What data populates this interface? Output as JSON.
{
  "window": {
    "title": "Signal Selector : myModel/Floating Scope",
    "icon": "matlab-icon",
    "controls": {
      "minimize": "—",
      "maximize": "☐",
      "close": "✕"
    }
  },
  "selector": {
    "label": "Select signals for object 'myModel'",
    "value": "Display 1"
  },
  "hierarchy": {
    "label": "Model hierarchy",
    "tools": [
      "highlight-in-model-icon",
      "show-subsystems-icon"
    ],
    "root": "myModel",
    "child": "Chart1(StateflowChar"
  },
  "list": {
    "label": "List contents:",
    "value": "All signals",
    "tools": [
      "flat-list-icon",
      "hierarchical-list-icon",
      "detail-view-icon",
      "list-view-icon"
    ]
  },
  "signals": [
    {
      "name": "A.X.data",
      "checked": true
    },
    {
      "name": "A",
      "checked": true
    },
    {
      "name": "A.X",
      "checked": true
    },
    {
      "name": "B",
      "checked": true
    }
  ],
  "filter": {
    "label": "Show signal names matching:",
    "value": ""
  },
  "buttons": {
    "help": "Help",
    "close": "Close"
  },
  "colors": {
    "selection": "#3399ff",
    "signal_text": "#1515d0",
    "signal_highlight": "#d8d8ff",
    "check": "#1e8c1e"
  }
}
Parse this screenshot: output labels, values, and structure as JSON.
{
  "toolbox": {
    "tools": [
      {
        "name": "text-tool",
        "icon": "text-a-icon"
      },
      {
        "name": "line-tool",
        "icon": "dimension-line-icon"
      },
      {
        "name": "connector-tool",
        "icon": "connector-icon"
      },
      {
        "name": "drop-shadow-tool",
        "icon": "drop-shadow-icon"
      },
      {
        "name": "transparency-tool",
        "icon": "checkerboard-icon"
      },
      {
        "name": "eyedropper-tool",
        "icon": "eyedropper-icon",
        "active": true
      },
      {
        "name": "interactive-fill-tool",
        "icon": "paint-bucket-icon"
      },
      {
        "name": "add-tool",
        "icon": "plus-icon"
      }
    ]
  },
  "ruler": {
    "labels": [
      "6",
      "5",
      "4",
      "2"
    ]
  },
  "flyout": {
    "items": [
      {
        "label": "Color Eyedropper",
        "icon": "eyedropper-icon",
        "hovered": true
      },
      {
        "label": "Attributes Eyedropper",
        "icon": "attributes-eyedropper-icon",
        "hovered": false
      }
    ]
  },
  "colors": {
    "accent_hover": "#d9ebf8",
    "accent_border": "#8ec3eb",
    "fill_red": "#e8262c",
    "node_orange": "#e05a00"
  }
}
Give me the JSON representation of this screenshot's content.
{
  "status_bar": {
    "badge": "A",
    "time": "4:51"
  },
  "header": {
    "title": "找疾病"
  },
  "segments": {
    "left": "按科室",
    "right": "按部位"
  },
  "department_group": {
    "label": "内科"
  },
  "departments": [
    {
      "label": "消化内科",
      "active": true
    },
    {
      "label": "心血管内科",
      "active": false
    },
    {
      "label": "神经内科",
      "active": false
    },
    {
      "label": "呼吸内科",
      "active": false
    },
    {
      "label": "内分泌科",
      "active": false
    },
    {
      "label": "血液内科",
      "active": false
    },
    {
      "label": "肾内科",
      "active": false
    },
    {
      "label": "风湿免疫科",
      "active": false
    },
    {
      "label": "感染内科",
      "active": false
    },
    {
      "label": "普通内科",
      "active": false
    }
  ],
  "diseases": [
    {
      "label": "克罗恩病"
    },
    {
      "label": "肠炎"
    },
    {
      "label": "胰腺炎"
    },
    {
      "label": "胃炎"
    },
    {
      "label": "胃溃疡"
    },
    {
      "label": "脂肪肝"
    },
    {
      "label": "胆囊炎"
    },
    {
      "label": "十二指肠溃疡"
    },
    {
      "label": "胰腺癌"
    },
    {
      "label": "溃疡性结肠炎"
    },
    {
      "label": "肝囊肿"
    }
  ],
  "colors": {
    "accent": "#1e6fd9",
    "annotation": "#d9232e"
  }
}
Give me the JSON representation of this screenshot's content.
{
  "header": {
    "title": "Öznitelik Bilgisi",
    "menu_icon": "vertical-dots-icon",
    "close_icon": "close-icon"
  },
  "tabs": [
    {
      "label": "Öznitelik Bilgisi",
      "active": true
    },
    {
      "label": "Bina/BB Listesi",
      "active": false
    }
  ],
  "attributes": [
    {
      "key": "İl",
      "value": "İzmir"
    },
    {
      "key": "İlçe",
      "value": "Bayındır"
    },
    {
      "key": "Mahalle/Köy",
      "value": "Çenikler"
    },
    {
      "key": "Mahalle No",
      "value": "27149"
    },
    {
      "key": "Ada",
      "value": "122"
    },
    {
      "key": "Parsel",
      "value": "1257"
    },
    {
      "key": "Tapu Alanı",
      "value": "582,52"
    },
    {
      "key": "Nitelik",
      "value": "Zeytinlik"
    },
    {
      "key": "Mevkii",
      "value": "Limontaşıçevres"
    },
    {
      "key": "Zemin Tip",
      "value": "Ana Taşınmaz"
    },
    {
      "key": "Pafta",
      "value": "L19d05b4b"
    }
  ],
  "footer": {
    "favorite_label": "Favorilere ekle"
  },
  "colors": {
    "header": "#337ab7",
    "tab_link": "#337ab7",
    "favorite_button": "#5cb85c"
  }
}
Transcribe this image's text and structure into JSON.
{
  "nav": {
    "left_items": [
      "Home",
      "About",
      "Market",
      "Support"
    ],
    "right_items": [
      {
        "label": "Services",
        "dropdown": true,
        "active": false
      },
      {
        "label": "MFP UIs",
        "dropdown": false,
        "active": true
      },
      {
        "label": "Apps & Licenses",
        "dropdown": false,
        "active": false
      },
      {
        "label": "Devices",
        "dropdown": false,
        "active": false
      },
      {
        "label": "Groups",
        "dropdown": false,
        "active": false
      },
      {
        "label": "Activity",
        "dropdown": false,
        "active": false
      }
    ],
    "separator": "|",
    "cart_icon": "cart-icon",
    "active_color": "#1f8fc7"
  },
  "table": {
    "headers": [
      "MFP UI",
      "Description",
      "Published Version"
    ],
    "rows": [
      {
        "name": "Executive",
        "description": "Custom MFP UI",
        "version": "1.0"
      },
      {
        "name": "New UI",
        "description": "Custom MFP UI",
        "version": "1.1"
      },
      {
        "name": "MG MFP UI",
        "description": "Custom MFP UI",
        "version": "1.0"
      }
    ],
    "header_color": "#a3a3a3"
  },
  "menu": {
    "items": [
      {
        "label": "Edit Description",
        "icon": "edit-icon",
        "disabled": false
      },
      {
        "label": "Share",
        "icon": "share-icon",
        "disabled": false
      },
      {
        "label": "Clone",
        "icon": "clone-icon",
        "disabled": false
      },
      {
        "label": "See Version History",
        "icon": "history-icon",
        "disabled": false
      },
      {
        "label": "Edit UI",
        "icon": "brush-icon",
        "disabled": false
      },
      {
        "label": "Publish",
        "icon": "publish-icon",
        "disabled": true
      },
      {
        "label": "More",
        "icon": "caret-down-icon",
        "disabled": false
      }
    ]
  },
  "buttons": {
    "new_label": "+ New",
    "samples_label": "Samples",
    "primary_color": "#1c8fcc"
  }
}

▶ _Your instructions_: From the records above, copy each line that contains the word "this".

▶ _Answer section_:
What data populates this interface? Output as JSON.
Parse this screenshot: output labels, values, and structure as JSON.
Give me the JSON representation of this screenshot's content.
Give me the JSON representation of this screenshot's content.
Transcribe this image's text and structure into JSON.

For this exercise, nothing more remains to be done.